In a powerful column on improving the competition and potential of the Triple Crown, Bill Finley argues that legalized medication (Lasix in particular) is responsible for the drought of Triple Crown winners since the 1970s.
Finley, a prescient observer of the sport, might be right, and if he is, how do we blow away the fairy dust and have our horses racing without “chemical enhancement”?
This is actually a legislative or regulatory question, since the science and testing capability is reasonably straightforward to ensure that any rules barring Lasix, et al., are enforced.
The $64,000 question (or is it actually a $200 billion question) is how to get the rules in place so that a horse races free of medication.
The alphabet orgs can’t agree, and the states, with their private fiefdoms, won’t agree. Nor will trainers and owners race without unilaterally. Without Lasix, all or most of them believe they are at a disadvantage. And they probably are.
So that leaves two entities standing who could reasonably dictate the rules and have them stand up in practice: either the federal government or the Jockey Club.
I can hear your snorts of derision, but those are our options.
So, which do you distrust the least?
Most people want to run the other way on this question, but I don’t believe we have that luxury any more. We — as breeders, owners, trainers, fans, writers, and participants in racing — have to make a decision. What do we want our sport to be?
Do we want to produce the stars of the sport who light up the racetracks, bursting right off the video screens and computers around the world? Do we want our sport to showcase the greatest equine athletes at their best? And do we want the charisma from athletes such as these to lead racing into another golden age of public acceptance and mass interest?

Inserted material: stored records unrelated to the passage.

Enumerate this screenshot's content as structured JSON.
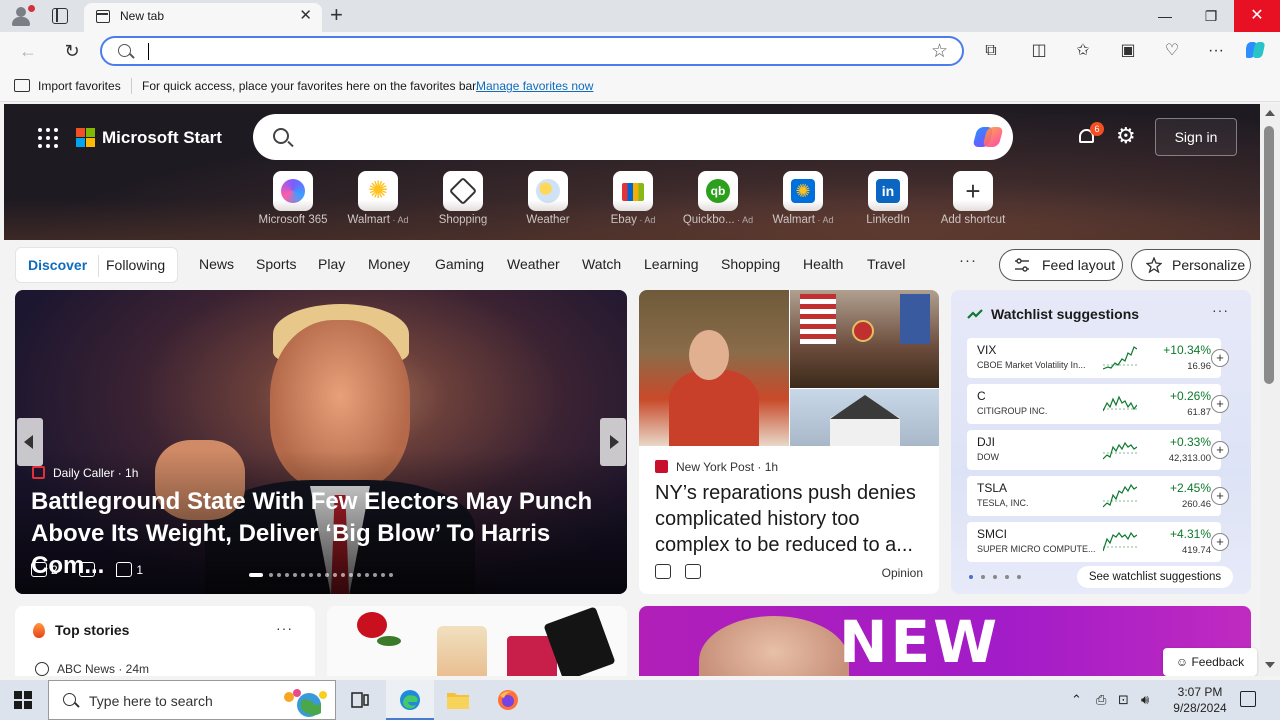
{
  "browser": {
    "tab_title": "New tab",
    "new_tab_symbol": "+",
    "url_value": "",
    "min_symbol": "—",
    "max_symbol": "❐",
    "close_symbol": "✕"
  },
  "favorites_bar": {
    "import_label": "Import favorites",
    "message": "For quick access, place your favorites here on the favorites bar.",
    "manage_link": "Manage favorites now"
  },
  "header": {
    "brand": "Microsoft Start",
    "search_placeholder": "",
    "notification_count": "6",
    "signin_label": "Sign in"
  },
  "shortcuts": [
    {
      "label": "Microsoft 365",
      "ad": "",
      "color": "#7b5cff"
    },
    {
      "label": "Walmart",
      "ad": " · Ad",
      "color": "#ffc220"
    },
    {
      "label": "Shopping",
      "ad": "",
      "color": "#ffffff"
    },
    {
      "label": "Weather",
      "ad": "",
      "color": "#9fc9ef"
    },
    {
      "label": "Ebay",
      "ad": " · Ad",
      "color": "#e53238"
    },
    {
      "label": "Quickbo...",
      "ad": " · Ad",
      "color": "#2ca01c"
    },
    {
      "label": "Walmart",
      "ad": " · Ad",
      "color": "#0071dc"
    },
    {
      "label": "LinkedIn",
      "ad": "",
      "color": "#0a66c2"
    },
    {
      "label": "Add shortcut",
      "ad": "",
      "color": "#ffffff"
    }
  ],
  "nav": {
    "discover": "Discover",
    "following": "Following",
    "items": [
      "News",
      "Sports",
      "Play",
      "Money",
      "Gaming",
      "Weather",
      "Watch",
      "Learning",
      "Shopping",
      "Health",
      "Travel"
    ],
    "more": "···",
    "feed_layout": "Feed layout",
    "personalize": "Personalize"
  },
  "hero_article": {
    "source": "Daily Caller",
    "age": "1h",
    "title": "Battleground State With Few Electors May Punch Above Its Weight, Deliver ‘Big Blow’ To Harris Com...",
    "likes": "2",
    "comments": "1"
  },
  "article2": {
    "source": "New York Post",
    "age": "1h",
    "title": "NY’s reparations push denies complicated history too complex to be reduced to a...",
    "tag": "Opinion"
  },
  "watchlist": {
    "title": "Watchlist suggestions",
    "more": "···",
    "see_all": "See watchlist suggestions",
    "stocks": [
      {
        "symbol": "VIX",
        "name": "CBOE Market Volatility In...",
        "change": "+10.34%",
        "price": "16.96"
      },
      {
        "symbol": "C",
        "name": "CITIGROUP INC.",
        "change": "+0.26%",
        "price": "61.87"
      },
      {
        "symbol": "DJI",
        "name": "DOW",
        "change": "+0.33%",
        "price": "42,313.00"
      },
      {
        "symbol": "TSLA",
        "name": "TESLA, INC.",
        "change": "+2.45%",
        "price": "260.46"
      },
      {
        "symbol": "SMCI",
        "name": "SUPER MICRO COMPUTE...",
        "change": "+4.31%",
        "price": "419.74"
      }
    ]
  },
  "top_stories": {
    "title": "Top stories",
    "more": "···",
    "source": "ABC News · 24m"
  },
  "ad_banner": {
    "text": "NEW TOOLS"
  },
  "feedback_label": "Feedback",
  "taskbar": {
    "search_placeholder": "Type here to search",
    "time": "3:07 PM",
    "date": "9/28/2024"
  },
  "colors": {
    "accent": "#0f6cbd",
    "positive": "#0c7a2c",
    "close_red": "#e81123"
  }
}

Well, if we do, then our path is straight and clear. We just have to make the decision and act on it.